There’s no explicit mention of Russian operations in the alert, but it’s clear whence comes the threat. BleepingComputer notes that a nominally hacktivist group that claims to be acting in the Russian interest, “Legion – Cyber Spetsnaz RF” declared (in a Telegram post) cyberwar against Lithuania, and published an ambitious target list: “large banks, logistic companies, internet providers, airports, energy firms, mass media groups, and various state and ministry sites.” BleepingComputer reads the Cyber Spetsnaz as an offshoot of Killnet. “Spetsnaz,” we observe, is the Russian term for its military special forces, throat-cutting operators who’ve inherited their tradition from the Cold War Soviet Army. Rough Western equivalents would be “Cyber SAS,” or “Cyber Commandos,” or “Cyber Rangers,” a little grandiose and a little puerile, and, so far, more than a little unearned.
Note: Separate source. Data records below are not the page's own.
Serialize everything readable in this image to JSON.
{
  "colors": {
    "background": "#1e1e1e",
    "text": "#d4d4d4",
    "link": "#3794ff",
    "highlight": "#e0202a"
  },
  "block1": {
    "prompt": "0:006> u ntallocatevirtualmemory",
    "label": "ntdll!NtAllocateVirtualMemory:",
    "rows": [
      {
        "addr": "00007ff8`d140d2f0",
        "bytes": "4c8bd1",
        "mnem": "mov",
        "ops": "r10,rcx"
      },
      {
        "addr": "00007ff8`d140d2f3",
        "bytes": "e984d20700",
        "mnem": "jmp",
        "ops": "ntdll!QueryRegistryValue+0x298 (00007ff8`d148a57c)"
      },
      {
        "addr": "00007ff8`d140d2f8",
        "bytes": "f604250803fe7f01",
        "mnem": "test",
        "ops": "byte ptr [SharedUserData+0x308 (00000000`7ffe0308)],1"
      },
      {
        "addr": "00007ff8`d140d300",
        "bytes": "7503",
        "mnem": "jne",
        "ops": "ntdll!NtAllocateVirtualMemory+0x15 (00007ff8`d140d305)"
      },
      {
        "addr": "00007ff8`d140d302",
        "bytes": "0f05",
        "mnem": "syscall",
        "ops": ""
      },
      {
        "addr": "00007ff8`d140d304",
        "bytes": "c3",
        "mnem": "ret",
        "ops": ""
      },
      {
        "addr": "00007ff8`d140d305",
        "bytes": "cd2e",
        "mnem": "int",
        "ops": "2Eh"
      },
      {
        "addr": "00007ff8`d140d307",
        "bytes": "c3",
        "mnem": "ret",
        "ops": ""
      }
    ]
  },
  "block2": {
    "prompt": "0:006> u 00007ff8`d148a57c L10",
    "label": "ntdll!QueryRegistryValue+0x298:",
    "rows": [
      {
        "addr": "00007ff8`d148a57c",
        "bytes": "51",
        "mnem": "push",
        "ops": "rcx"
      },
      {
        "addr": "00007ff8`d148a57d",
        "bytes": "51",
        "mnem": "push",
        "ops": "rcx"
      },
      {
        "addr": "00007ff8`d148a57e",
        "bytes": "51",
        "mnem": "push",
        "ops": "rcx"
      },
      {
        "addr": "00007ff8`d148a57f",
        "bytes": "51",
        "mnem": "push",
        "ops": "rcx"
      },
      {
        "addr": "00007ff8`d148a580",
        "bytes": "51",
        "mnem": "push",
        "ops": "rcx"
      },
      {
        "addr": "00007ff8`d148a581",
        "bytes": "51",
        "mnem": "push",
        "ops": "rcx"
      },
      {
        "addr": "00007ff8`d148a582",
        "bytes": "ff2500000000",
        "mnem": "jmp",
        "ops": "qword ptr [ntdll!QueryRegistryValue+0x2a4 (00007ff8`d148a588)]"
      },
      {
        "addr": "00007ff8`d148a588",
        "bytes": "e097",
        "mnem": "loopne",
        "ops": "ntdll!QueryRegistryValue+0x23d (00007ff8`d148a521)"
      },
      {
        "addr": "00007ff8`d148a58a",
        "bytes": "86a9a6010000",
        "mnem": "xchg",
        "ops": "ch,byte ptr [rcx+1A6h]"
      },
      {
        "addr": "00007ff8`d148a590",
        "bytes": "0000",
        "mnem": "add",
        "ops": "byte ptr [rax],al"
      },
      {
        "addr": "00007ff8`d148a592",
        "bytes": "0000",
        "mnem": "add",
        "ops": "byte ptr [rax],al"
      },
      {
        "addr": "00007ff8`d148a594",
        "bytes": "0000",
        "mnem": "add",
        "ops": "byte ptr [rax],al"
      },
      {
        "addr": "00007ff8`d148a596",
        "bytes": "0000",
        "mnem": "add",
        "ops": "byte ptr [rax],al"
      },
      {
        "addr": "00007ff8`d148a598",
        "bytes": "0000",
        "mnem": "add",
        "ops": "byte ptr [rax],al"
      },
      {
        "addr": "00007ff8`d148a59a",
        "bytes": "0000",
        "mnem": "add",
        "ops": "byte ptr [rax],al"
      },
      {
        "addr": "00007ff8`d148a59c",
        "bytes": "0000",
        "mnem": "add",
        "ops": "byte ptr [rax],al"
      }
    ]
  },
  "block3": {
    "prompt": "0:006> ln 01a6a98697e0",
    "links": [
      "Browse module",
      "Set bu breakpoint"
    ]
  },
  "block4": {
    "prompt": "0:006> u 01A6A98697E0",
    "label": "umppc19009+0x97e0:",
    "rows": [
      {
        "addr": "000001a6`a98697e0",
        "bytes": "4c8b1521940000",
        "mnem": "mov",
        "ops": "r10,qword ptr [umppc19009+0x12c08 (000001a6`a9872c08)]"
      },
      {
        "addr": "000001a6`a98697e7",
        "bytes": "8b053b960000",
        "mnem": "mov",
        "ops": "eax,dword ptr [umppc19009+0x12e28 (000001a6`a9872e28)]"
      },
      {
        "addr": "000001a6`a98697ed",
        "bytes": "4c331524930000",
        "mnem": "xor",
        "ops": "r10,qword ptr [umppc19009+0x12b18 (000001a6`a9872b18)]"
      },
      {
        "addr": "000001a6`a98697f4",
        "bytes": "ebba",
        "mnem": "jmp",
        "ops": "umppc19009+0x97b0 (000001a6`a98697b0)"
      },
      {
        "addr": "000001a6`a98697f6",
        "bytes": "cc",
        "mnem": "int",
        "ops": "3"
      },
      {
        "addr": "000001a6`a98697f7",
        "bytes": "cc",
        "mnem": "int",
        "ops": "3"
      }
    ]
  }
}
The Cyber Spetsnaz declaration dates from Lithuania’s decision to forbid shipments of sanctioned goods through its rail corridor to the detached Russian enclave of Kaliningrad. Reuters reports that Moscow has blamed Lithuania’s action on Washington. “The so-called ‘collective West’, with the explicit instruction of the White House, imposed a ban on rail transit of a wide range of goods through the Kaliningrad region,” the Russian Foreign Ministry said in a statement.

Think tanks as targets.

Microsoft’s much-discussed report, “Defending Ukraine: Early Lessons from the Cyber War,” includes an account of Russian targeting in the cyber phases of its hybrid war against Ukraine. “Russian targeting has prioritized governments, especially among NATO members,” the report says. “But the list of targets has also included think tanks, humanitarian organizations, IT companies, and energy and other critical infrastructure suppliers.” While Russian cyber operations have, as many have observed, fallen as far short of the widespread devastation of infrastructure as Russian combined arms operations fell short of the conquest of Kyiv (both widely expected), they’ve enjoyed some success. “Since the start of the war, the Russian targeting we’ve identified has been successful 29 percent of the time. A quarter of these successful intrusions has led to confirmed exfiltration of an organization’s data, although as explained in the report, this likely understates the degree of Russian success.”

About twelve percent of the organizations targeted were non-governmental organizations “that most typically are either think tanks advising on foreign policy or humanitarian groups involved in providing aid to Ukraine’s civilian population or support for refugees.” Recorded Future notes that think tanks often appear on intelligence services’ target lists.

It’s not difficult to see why. In many countries think tanks serve as holding pens for shadow subcabinets. In the US, for example, when there’s a change in Administration, a lot of the Assistant Secretaries of (your Cabinet Department here) will have come from stints at Brookings, or the JFK School, or CSIS, or the Manhattan or Heritage or Hoover institutes. The think tanks are well-connected with governments and can be conduits of access and insight for a hostile intelligence service. The think tanks are also sources of influence, and shaping their output offers the promise of amplifying points-of-view a hostile government might wish to see gain currency, especially among their adversaries’ elites. In the Russian system, Microsoft’s report says, think tanks are the special province of the SVR, the foreign intelligence descendant of the KGB.